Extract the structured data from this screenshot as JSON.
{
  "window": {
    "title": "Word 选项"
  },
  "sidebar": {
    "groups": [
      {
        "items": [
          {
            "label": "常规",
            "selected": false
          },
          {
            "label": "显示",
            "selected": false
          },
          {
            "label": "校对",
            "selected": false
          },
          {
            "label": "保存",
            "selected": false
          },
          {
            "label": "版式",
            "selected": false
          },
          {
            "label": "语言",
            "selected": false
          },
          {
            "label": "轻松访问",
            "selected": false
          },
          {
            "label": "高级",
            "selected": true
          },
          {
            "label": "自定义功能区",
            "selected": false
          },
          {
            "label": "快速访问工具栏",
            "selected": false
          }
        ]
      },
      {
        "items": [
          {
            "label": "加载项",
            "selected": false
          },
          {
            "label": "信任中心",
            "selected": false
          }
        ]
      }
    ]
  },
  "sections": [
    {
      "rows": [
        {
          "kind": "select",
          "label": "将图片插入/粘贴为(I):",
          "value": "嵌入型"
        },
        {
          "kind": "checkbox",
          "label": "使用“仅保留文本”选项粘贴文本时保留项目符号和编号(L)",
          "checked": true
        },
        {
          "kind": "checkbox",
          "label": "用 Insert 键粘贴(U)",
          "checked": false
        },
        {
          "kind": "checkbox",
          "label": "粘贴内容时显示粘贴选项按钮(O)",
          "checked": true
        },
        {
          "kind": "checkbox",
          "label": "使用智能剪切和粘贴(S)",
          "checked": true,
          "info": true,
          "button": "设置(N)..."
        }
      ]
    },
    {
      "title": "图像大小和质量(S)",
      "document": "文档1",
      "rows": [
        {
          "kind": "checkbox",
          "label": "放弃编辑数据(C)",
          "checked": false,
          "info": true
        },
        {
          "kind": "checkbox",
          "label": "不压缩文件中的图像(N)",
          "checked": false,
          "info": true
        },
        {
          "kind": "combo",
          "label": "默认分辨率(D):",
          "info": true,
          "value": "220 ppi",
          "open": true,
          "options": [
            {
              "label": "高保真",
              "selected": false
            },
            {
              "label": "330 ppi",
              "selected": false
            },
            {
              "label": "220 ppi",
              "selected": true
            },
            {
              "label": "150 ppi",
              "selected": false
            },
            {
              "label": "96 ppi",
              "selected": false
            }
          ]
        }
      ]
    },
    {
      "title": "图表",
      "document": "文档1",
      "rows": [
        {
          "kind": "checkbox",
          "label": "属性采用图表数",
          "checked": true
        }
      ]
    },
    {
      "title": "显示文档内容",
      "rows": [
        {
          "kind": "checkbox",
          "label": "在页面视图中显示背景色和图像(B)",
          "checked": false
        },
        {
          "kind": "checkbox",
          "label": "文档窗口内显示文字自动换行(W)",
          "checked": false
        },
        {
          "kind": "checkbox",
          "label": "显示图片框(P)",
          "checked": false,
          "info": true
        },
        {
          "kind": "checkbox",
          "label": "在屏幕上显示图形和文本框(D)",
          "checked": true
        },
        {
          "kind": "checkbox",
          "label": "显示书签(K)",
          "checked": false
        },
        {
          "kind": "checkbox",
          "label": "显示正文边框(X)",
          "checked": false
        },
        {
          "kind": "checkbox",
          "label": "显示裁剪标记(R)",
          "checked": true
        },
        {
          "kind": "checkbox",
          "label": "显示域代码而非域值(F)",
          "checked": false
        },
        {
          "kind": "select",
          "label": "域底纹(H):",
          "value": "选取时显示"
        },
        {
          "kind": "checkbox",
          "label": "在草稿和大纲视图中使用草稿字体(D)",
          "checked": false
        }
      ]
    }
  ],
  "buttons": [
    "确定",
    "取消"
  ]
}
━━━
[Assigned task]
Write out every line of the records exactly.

[Answer below]
Extract the structured data from this screenshot as JSON.
{
  "window": {
    "title": "Word 选项"
  },
  "sidebar": {
    "groups": [
      {
        "items": [
          {
            "label": "常规",
            "selected": false
          },
          {
            "label": "显示",
            "selected": false
          },
          {
            "label": "校对",
            "selected": false
          },
          {
            "label": "保存",
            "selected": false
          },
          {
            "label": "版式",
            "selected": false
          },
          {
            "label": "语言",
            "selected": false
          },
          {
            "label": "轻松访问",
            "selected": false
          },
          {
            "label": "高级",
            "selected": true
          },
          {
            "label": "自定义功能区",
            "selected": false
          },
          {
            "label": "快速访问工具栏",
            "selected": false
          }
        ]
      },
      {
        "items": [
          {
            "label": "加载项",
            "selected": false
          },
          {
            "label": "信任中心",
            "selected": false
          }
        ]
      }
    ]
  },
  "sections": [
    {
      "rows": [
        {
          "kind": "select",
          "label": "将图片插入/粘贴为(I):",
          "value": "嵌入型"
        },
        {
          "kind": "checkbox",
          "label": "使用“仅保留文本”选项粘贴文本时保留项目符号和编号(L)",
          "checked": true
        },
        {
          "kind": "checkbox",
          "label": "用 Insert 键粘贴(U)",
          "checked": false
        },
        {
          "kind": "checkbox",
          "label": "粘贴内容时显示粘贴选项按钮(O)",
          "checked": true
        },
        {
          "kind": "checkbox",
          "label": "使用智能剪切和粘贴(S)",
          "checked": true,
          "info": true,
          "button": "设置(N)..."
        }
      ]
    },
    {
      "title": "图像大小和质量(S)",
      "document": "文档1",
      "rows": [
        {
          "kind": "checkbox",
          "label": "放弃编辑数据(C)",
          "checked": false,
          "info": true
        },
        {
          "kind": "checkbox",
          "label": "不压缩文件中的图像(N)",
          "checked": false,
          "info": true
        },
        {
          "kind": "combo",
          "label": "默认分辨率(D):",
          "info": true,
          "value": "220 ppi",
          "open": true,
          "options": [
            {
              "label": "高保真",
              "selected": false
            },
            {
              "label": "330 ppi",
              "selected": false
            },
            {
              "label": "220 ppi",
              "selected": true
            },
            {
              "label": "150 ppi",
              "selected": false
            },
            {
              "label": "96 ppi",
              "selected": false
            }
          ]
        }
      ]
    },
    {
      "title": "图表",
      "document": "文档1",
      "rows": [
        {
          "kind": "checkbox",
          "label": "属性采用图表数",
          "checked": true
        }
      ]
    },
    {
      "title": "显示文档内容",
      "rows": [
        {
          "kind": "checkbox",
          "label": "在页面视图中显示背景色和图像(B)",
          "checked": false
        },
        {
          "kind": "checkbox",
          "label": "文档窗口内显示文字自动换行(W)",
          "checked": false
        },
        {
          "kind": "checkbox",
          "label": "显示图片框(P)",
          "checked": false,
          "info": true
        },
        {
          "kind": "checkbox",
          "label": "在屏幕上显示图形和文本框(D)",
          "checked": true
        },
        {
          "kind": "checkbox",
          "label": "显示书签(K)",
          "checked": false
        },
        {
          "kind": "checkbox",
          "label": "显示正文边框(X)",
          "checked": false
        },
        {
          "kind": "checkbox",
          "label": "显示裁剪标记(R)",
          "checked": true
        },
        {
          "kind": "checkbox",
          "label": "显示域代码而非域值(F)",
          "checked": false
        },
        {
          "kind": "select",
          "label": "域底纹(H):",
          "value": "选取时显示"
        },
        {
          "kind": "checkbox",
          "label": "在草稿和大纲视图中使用草稿字体(D)",
          "checked": false
        }
      ]
    }
  ],
  "buttons": [
    "确定",
    "取消"
  ]
}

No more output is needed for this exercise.